Which brings me to the main reason I think the holidays are hard for our kids who were adopted as older children. Underlying everything, they all have a history of trauma.

No older child is available for adoption because he's had a good life.

As we parent them, we gain an appreciation for how much they've suffered and how far they come. Sometimes, to protect their privacy, we don't tell the harder parts of their stories. So while we celebrate each step forward and are impressed with how far they've come, it's easy for our extended family members (who may not know the whole story) to lose patience. It can seem like this adopted child, a newcomer to the family scene, is suddenly ruining Christmas for everyone.

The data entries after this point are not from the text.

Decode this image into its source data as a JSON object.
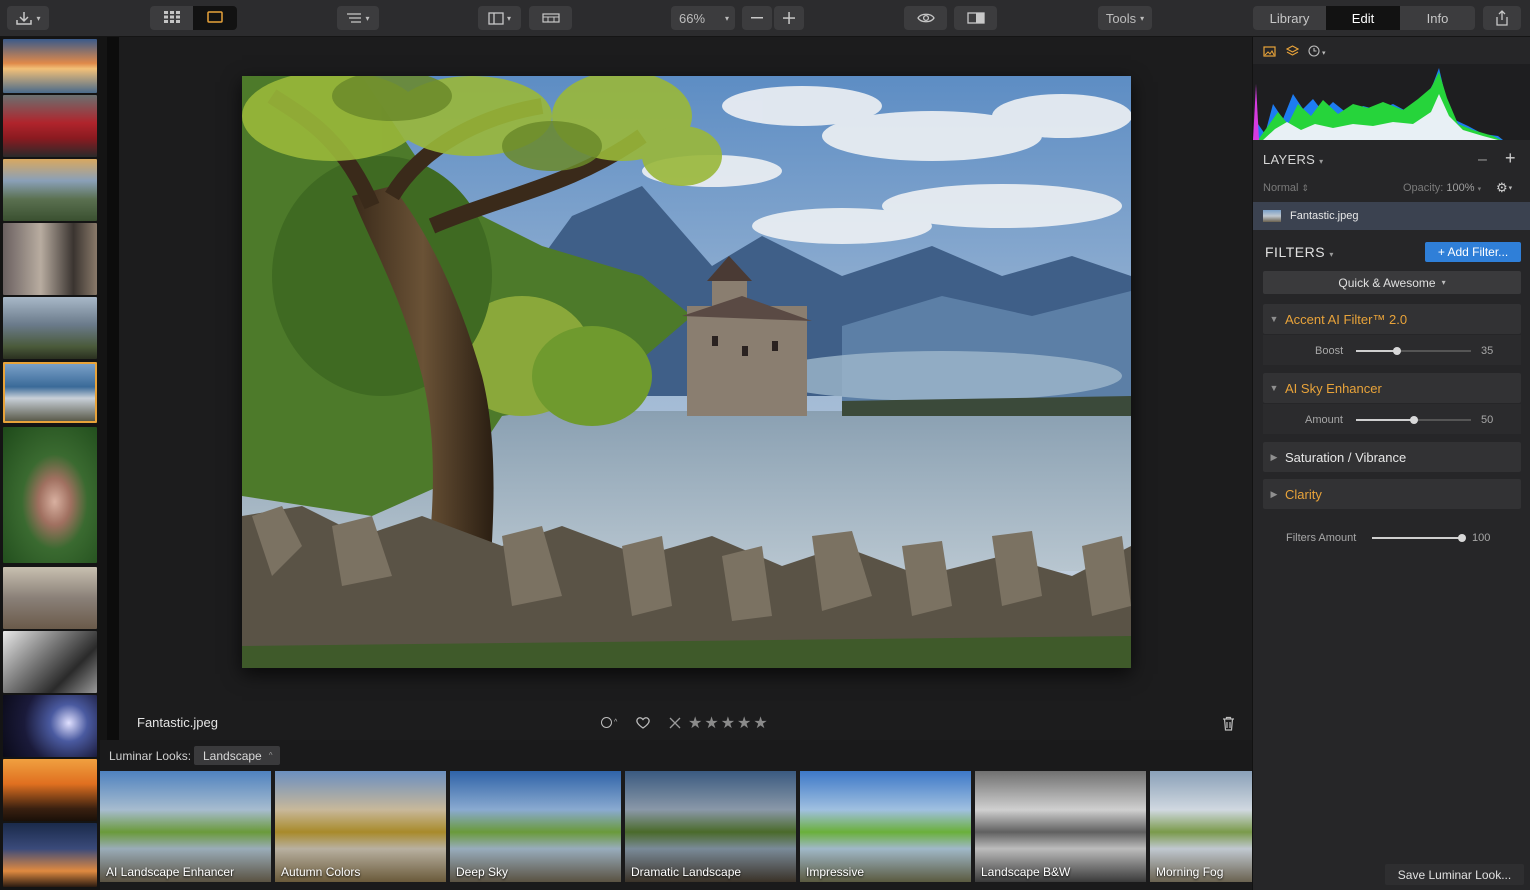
{
  "toolbar": {
    "zoom": "66%",
    "tools_label": "Tools",
    "tabs": [
      "Library",
      "Edit",
      "Info"
    ],
    "active_tab": "Edit"
  },
  "image": {
    "filename": "Fantastic.jpeg",
    "rating": 0
  },
  "looks": {
    "label": "Luminar Looks:",
    "category": "Landscape",
    "items": [
      "AI Landscape Enhancer",
      "Autumn Colors",
      "Deep Sky",
      "Dramatic Landscape",
      "Impressive",
      "Landscape B&W",
      "Morning Fog"
    ],
    "save_label": "Save Luminar Look..."
  },
  "layers": {
    "title": "LAYERS",
    "blend_mode": "Normal",
    "opacity_label": "Opacity:",
    "opacity": "100%",
    "items": [
      "Fantastic.jpeg"
    ]
  },
  "filters": {
    "title": "FILTERS",
    "add_label": "+ Add Filter...",
    "preset": "Quick & Awesome",
    "items": [
      {
        "name": "Accent AI Filter™ 2.0",
        "expanded": true,
        "param": "Boost",
        "value": 35
      },
      {
        "name": "AI Sky Enhancer",
        "expanded": true,
        "param": "Amount",
        "value": 50
      },
      {
        "name": "Saturation / Vibrance",
        "expanded": false
      },
      {
        "name": "Clarity",
        "expanded": false
      }
    ],
    "amount_label": "Filters Amount",
    "amount": 100
  },
  "colors": {
    "accent": "#e8a33a",
    "button_blue": "#2f7fd8",
    "panel": "#262628",
    "selected_layer": "#3b4250"
  }
}
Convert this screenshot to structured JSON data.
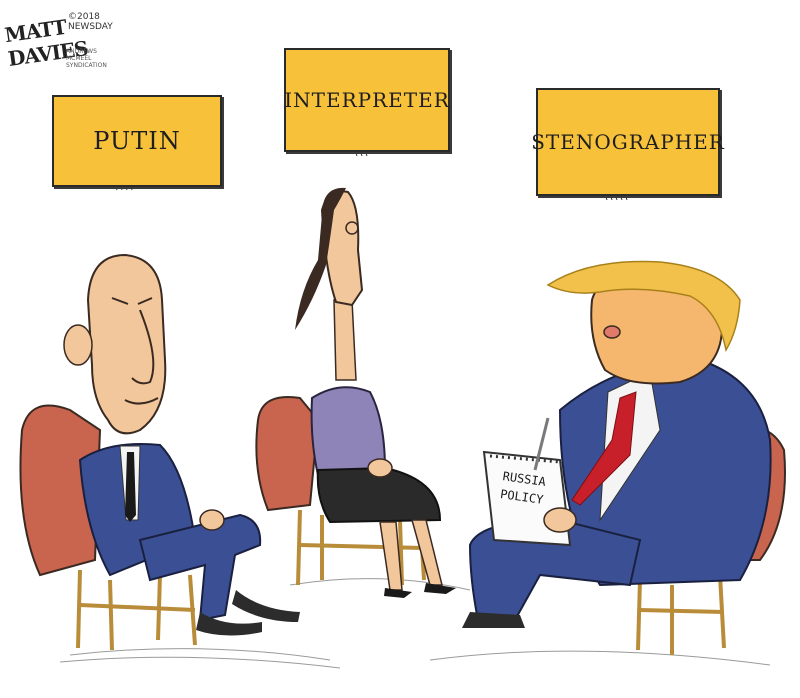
{
  "signature": {
    "artist": "MATT DAVIES",
    "copyright": "©2018 NEWSDAY",
    "syndicate": "ANDREWS MCMEEL SYNDICATION"
  },
  "signs": {
    "putin": "PUTIN",
    "interpreter": "INTERPRETER",
    "stenographer": "STENOGRAPHER"
  },
  "notepad": {
    "line1": "RUSSIA",
    "line2": "POLICY"
  },
  "colors": {
    "sign": "#f7c13a",
    "suit": "#3b4f95",
    "tie": "#c8202a",
    "chair": "#c9644e",
    "hair": "#f2c14b",
    "skin": "#f2c79b",
    "blouse": "#8e84b8"
  }
}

This child has a loving family now. Can't we all just move on?

Let me answer that question with a hypothetical situation -- a situation so scary it's hard for me to write.

Suppose that a year ago, Julia, my ten year old daughter, had been abducted by a stranger. Imagine the trauma for her. Imagine the trauma for us.

Then suppose that nine months later, Julia was rescued and returned to us physically unharmed.

Now here's my question. Would anyone expect Julia to just jump back into normal life? Would anyone believe that being reunited with her family would wipe away the trauma of the last nine months? Would family members understand if we had to stay close to home because crowds made her nervous? Would people give us grace?

I'm certain they would.

So why is it different for our adopted kids? Why do people not "get it" when it comes to their trauma?

I think there's a simple answer. People don't get it because the trauma in our adopted kids' lives happened before they knew them. For most people, their starting point with our kids is when we adopted them. They don't remember that every adoption begins with loss.

It's easy to forget.

So give Aunt Susie some grace. If she really understood, she'd probably want you to do whatever it takes to help your adopted child heal. And it's OK to do it all or keep it small as you remember the birth of Christ this year. Feel free to celebrate Jesus' birthday in whatever unconventional way fits your family at this stage. After all, Jesus was never conventional. He'll probably love it!

I'd love for you to comment on how you navigate the holidays. How do you meet your child's needs while being sensitive to the desires and expectations of other family members? Please leave a comment and share your thoughts! Comments make my day.

Check out Our Adoption Toolbox for more older child adoption tools.

Saturday, December 1, 2012

This is NOT our Christmas Card Photo!

But it was a finalist!

(Maybe one day I'll blog about the futility of trying to take an outdoor Christmas card photo of a family of six on a very windy day.)

Next week, I'll be blogging about navigating the holidays with newly adopted kids. Is there anything you think I should address? Leave a comment.